I have a confession. I’m obsessed with your buttocks. More specifically the muscles of your buttocks, which are known as your Glutes. It’s all for the best reasons, you understand. It’s just that they are so important to supporting your body and being pain free.
The glutes comprise of 3 muscles the Maximus, Medius and Minimus. The glutes connect with the muscles of the lower back and leg. For example, if you activate your glute you will also be activating the muscle that support the spine on the same side. Movements created by the glutes include rotating the thigh at the hip and taking the leg out to the side and behind the body. They are also responsible for keeping the pelvis level (stable) when standing on one leg and walking.
Despite their importance in our movement the glutes are very susceptible to becoming limited in the jobs they do (inhibited). Factors such and prolonged periods of sitting and postural adaptations cause changes in the length of the muscles which inhibit their ability to work. For example, when sitting for prolonged periods the hip flexors (opposite muscles to the glutes) become shortened and stiff, which inhibits the glutes from working effectively. So, when in a standing position, if the glutes are inhibited the muscles of the back of the leg and lower leg have to compensate to maintain an upright position, which could cause other joint problems and the knee and shoulder. A posture that puts the hips forward of the feet also ‘de-activate’ the glutes and narrows the space in the lower back causing irritation on the joints and potential discomfort.

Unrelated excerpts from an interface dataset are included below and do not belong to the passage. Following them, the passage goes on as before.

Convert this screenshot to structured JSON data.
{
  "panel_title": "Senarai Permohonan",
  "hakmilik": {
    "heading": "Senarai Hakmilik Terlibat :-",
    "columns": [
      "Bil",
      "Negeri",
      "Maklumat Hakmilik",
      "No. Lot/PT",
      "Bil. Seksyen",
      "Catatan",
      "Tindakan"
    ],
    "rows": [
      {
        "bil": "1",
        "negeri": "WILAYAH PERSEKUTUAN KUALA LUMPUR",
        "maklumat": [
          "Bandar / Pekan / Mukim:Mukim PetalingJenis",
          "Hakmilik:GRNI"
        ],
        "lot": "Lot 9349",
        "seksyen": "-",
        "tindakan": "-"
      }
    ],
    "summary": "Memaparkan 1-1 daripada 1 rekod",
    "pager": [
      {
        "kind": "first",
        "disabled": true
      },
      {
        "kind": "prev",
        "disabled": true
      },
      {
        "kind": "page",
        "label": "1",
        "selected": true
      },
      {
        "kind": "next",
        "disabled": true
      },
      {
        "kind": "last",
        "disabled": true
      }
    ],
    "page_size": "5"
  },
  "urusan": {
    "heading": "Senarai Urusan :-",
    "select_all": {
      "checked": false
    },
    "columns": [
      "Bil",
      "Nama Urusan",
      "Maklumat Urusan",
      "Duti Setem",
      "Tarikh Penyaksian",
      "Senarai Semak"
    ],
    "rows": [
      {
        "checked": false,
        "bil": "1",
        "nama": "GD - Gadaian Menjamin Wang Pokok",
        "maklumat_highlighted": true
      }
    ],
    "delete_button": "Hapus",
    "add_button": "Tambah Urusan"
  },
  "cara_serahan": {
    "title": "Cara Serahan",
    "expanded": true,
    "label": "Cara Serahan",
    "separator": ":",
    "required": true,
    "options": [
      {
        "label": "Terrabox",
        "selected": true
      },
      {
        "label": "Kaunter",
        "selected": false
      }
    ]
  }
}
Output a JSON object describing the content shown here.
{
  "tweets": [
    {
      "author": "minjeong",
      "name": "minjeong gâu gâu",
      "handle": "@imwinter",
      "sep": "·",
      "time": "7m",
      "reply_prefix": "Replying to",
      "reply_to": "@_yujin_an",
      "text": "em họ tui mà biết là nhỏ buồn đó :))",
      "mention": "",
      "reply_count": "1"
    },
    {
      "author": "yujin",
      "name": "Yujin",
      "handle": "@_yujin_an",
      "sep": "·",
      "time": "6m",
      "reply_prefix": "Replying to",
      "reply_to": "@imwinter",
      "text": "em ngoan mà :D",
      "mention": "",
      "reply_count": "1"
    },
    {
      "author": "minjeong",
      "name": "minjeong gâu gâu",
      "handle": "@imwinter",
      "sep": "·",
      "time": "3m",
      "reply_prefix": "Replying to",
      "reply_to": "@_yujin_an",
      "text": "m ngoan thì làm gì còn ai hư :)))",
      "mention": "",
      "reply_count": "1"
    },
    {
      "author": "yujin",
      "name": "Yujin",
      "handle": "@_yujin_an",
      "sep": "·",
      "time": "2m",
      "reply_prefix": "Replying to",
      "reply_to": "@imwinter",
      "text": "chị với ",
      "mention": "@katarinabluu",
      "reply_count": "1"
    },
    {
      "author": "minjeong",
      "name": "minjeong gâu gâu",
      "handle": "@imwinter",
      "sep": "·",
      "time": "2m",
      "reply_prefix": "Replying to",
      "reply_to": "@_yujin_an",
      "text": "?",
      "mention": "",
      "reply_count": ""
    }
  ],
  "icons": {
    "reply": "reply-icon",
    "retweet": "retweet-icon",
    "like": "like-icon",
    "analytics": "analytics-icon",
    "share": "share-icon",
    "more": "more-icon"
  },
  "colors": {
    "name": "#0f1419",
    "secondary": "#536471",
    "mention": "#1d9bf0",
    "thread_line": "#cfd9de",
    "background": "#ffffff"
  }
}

In Modern Pilates we focus on engagement of the glutes in different postures to ensure that they are active when required and able to support our movement, without causing compensations and irritation to surrounding muscles and boney structures.